## Exercise requirements
Provide the number of lines of the records that include "JSON", with no other content.

## The data
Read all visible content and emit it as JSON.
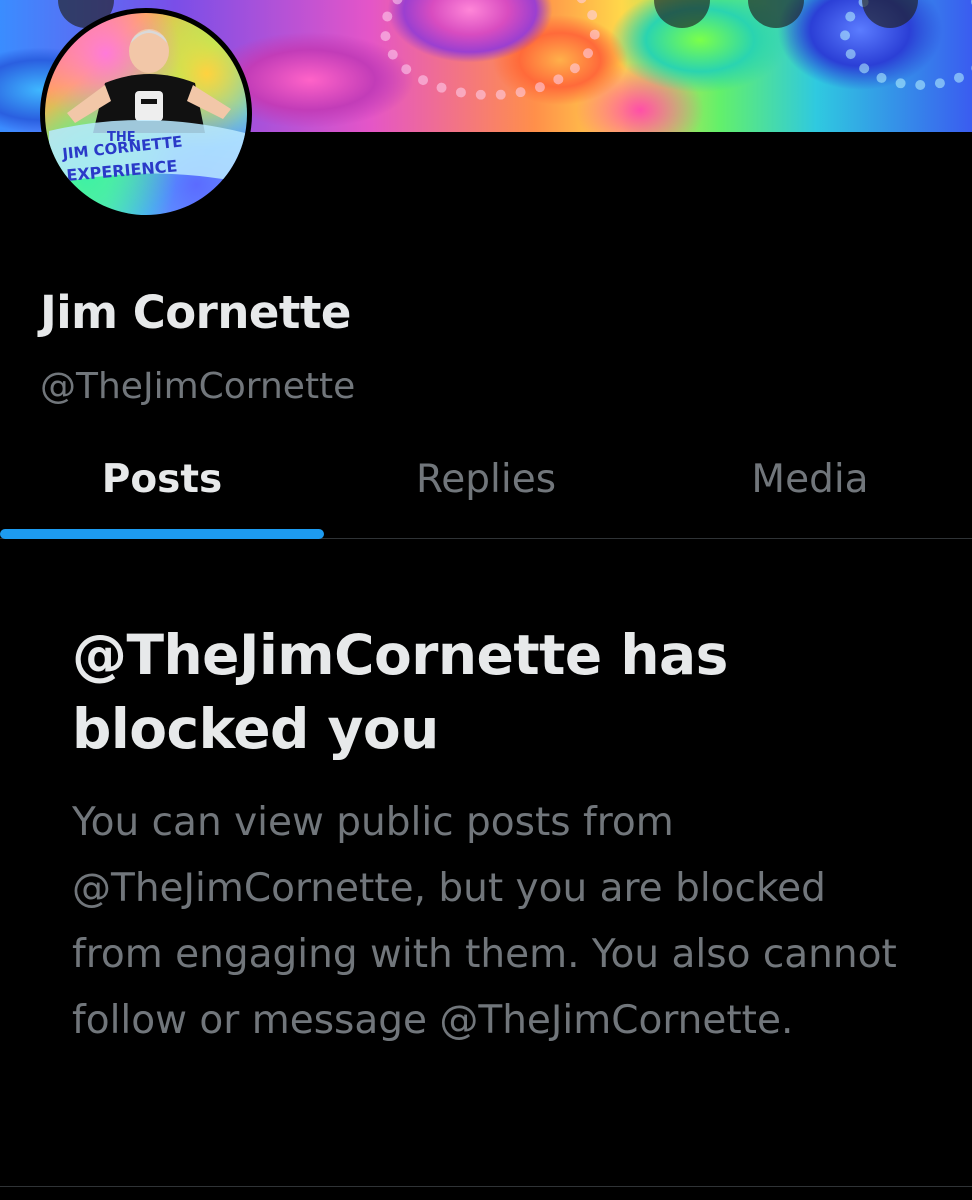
{
  "profile": {
    "display_name": "Jim Cornette",
    "handle": "@TheJimCornette",
    "avatar_icon": "profile-avatar-image",
    "avatar_text": [
      "THE",
      "JIM CORNETTE",
      "EXPERIENCE"
    ]
  },
  "tabs": [
    {
      "label": "Posts",
      "active": true
    },
    {
      "label": "Replies",
      "active": false
    },
    {
      "label": "Media",
      "active": false
    }
  ],
  "blocked": {
    "title": "@TheJimCornette has blocked you",
    "body": "You can view public posts from @TheJimCornette, but you are blocked from engaging with them. You also cannot follow or message @TheJimCornette."
  },
  "colors": {
    "background": "#000000",
    "text_primary": "#e7e9ea",
    "text_secondary": "#71767b",
    "accent": "#1d9bf0",
    "divider": "#2f3336"
  }
}
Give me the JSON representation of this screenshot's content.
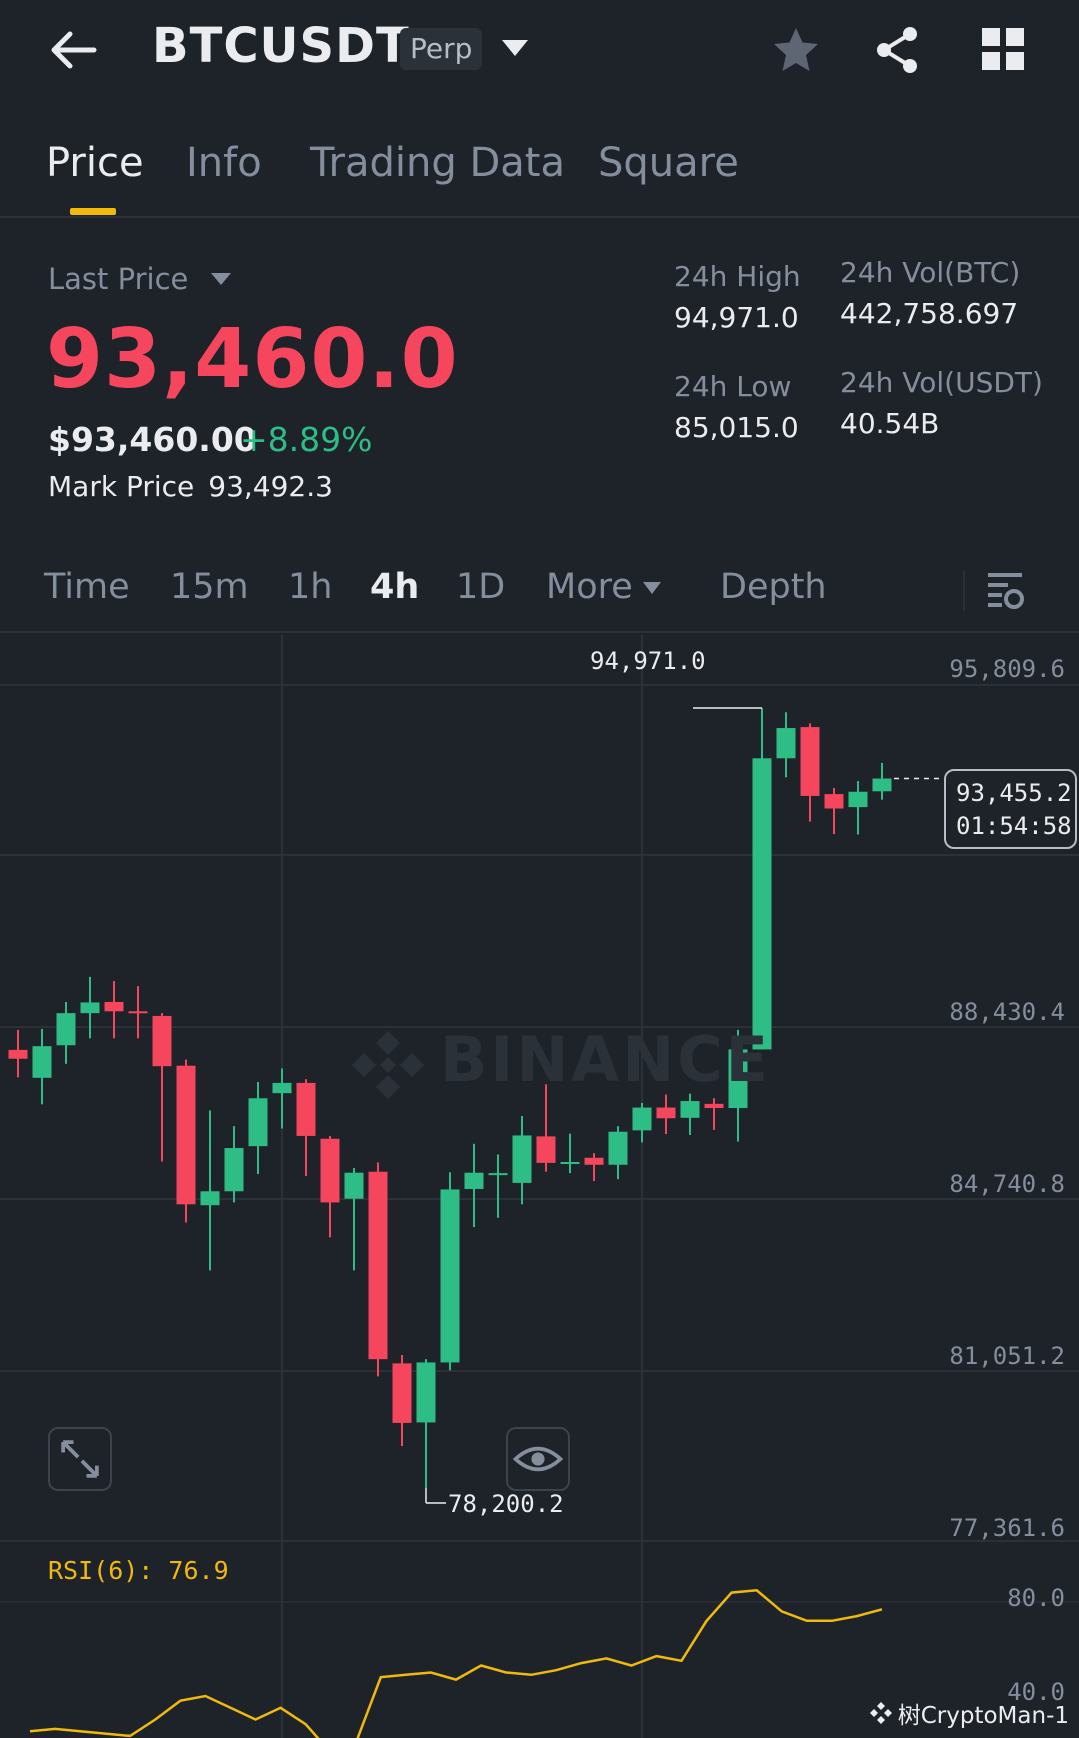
{
  "header": {
    "symbol": "BTCUSDT",
    "contract_type": "Perp",
    "icons": [
      "back-arrow-icon",
      "caret-down-icon",
      "star-icon",
      "share-icon",
      "grid-icon"
    ]
  },
  "tabs": [
    {
      "label": "Price",
      "active": true
    },
    {
      "label": "Info",
      "active": false
    },
    {
      "label": "Trading Data",
      "active": false
    },
    {
      "label": "Square",
      "active": false
    }
  ],
  "summary": {
    "last_price_label": "Last Price",
    "last_price": "93,460.0",
    "usd_price": "$93,460.00",
    "change_pct": "+8.89%",
    "mark_price_label": "Mark Price",
    "mark_price": "93,492.3",
    "high_label": "24h High",
    "high_value": "94,971.0",
    "low_label": "24h Low",
    "low_value": "85,015.0",
    "vol_btc_label": "24h Vol(BTC)",
    "vol_btc_value": "442,758.697",
    "vol_usdt_label": "24h Vol(USDT)",
    "vol_usdt_value": "40.54B"
  },
  "intervals": {
    "items": [
      {
        "label": "Time",
        "active": false
      },
      {
        "label": "15m",
        "active": false
      },
      {
        "label": "1h",
        "active": false
      },
      {
        "label": "4h",
        "active": true
      },
      {
        "label": "1D",
        "active": false
      },
      {
        "label": "More",
        "active": false
      },
      {
        "label": "Depth",
        "active": false
      }
    ]
  },
  "colors": {
    "up": "#2ebd85",
    "down": "#f6465d",
    "accent": "#f0b90b",
    "background": "#1e2329"
  },
  "chart_data": {
    "type": "candlestick",
    "interval": "4h",
    "y_ticks": [
      "95,809.6",
      "88,430.4",
      "84,740.8",
      "81,051.2",
      "77,361.6"
    ],
    "ylim": [
      77361.6,
      95809.6
    ],
    "high_marker": "94,971.0",
    "low_marker": "78,200.2",
    "current_price": "93,455.2",
    "countdown": "01:54:58",
    "watermark": "BINANCE",
    "candles": [
      [
        87620,
        87430,
        88050,
        87030
      ],
      [
        87020,
        87700,
        88070,
        86450
      ],
      [
        87720,
        88410,
        88650,
        87320
      ],
      [
        88410,
        88640,
        89190,
        87870
      ],
      [
        88650,
        88450,
        89100,
        87870
      ],
      [
        88450,
        88410,
        88990,
        87870
      ],
      [
        88350,
        87270,
        88410,
        85220
      ],
      [
        87280,
        84300,
        87410,
        83910
      ],
      [
        84280,
        84580,
        86320,
        82880
      ],
      [
        84580,
        85510,
        85980,
        84340
      ],
      [
        85550,
        86580,
        86930,
        84950
      ],
      [
        86690,
        86910,
        87220,
        85930
      ],
      [
        86910,
        85770,
        86990,
        84910
      ],
      [
        85710,
        84340,
        85770,
        83590
      ],
      [
        84420,
        84980,
        85080,
        82880
      ],
      [
        85000,
        80970,
        85200,
        80600
      ],
      [
        80880,
        79600,
        81060,
        79100
      ],
      [
        79610,
        80900,
        80970,
        78200
      ],
      [
        80900,
        84620,
        84990,
        80730
      ],
      [
        84630,
        84980,
        85600,
        83810
      ],
      [
        84940,
        84970,
        85370,
        84010
      ],
      [
        84760,
        85780,
        86200,
        84300
      ],
      [
        85760,
        85190,
        86880,
        85000
      ],
      [
        85190,
        85210,
        85820,
        84970
      ],
      [
        85300,
        85150,
        85400,
        84800
      ],
      [
        85150,
        85860,
        85980,
        84840
      ],
      [
        85890,
        86380,
        86480,
        85630
      ],
      [
        86380,
        86150,
        86660,
        85810
      ],
      [
        86160,
        86520,
        86680,
        85790
      ],
      [
        86460,
        86370,
        86580,
        85900
      ],
      [
        86370,
        87630,
        88050,
        85650
      ],
      [
        87630,
        93890,
        94971,
        87630
      ],
      [
        93890,
        94540,
        94880,
        93480
      ],
      [
        94560,
        93080,
        94640,
        92530
      ],
      [
        93120,
        92810,
        93250,
        92260
      ],
      [
        92840,
        93170,
        93400,
        92250
      ],
      [
        93180,
        93455,
        93790,
        93000
      ]
    ],
    "rsi": {
      "label": "RSI(6): 76.9",
      "y_ticks": [
        "80.0",
        "40.0"
      ],
      "values": [
        25,
        26,
        25,
        24,
        23,
        30,
        38,
        40,
        35,
        30,
        35,
        28,
        16,
        20,
        48,
        49,
        50,
        47,
        53,
        50,
        49,
        51,
        54,
        56,
        53,
        57,
        55,
        72,
        84,
        85,
        76,
        72,
        72,
        74,
        76.9
      ]
    }
  },
  "credit": {
    "text": "树CryptoMan-1"
  }
}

## Solution below
2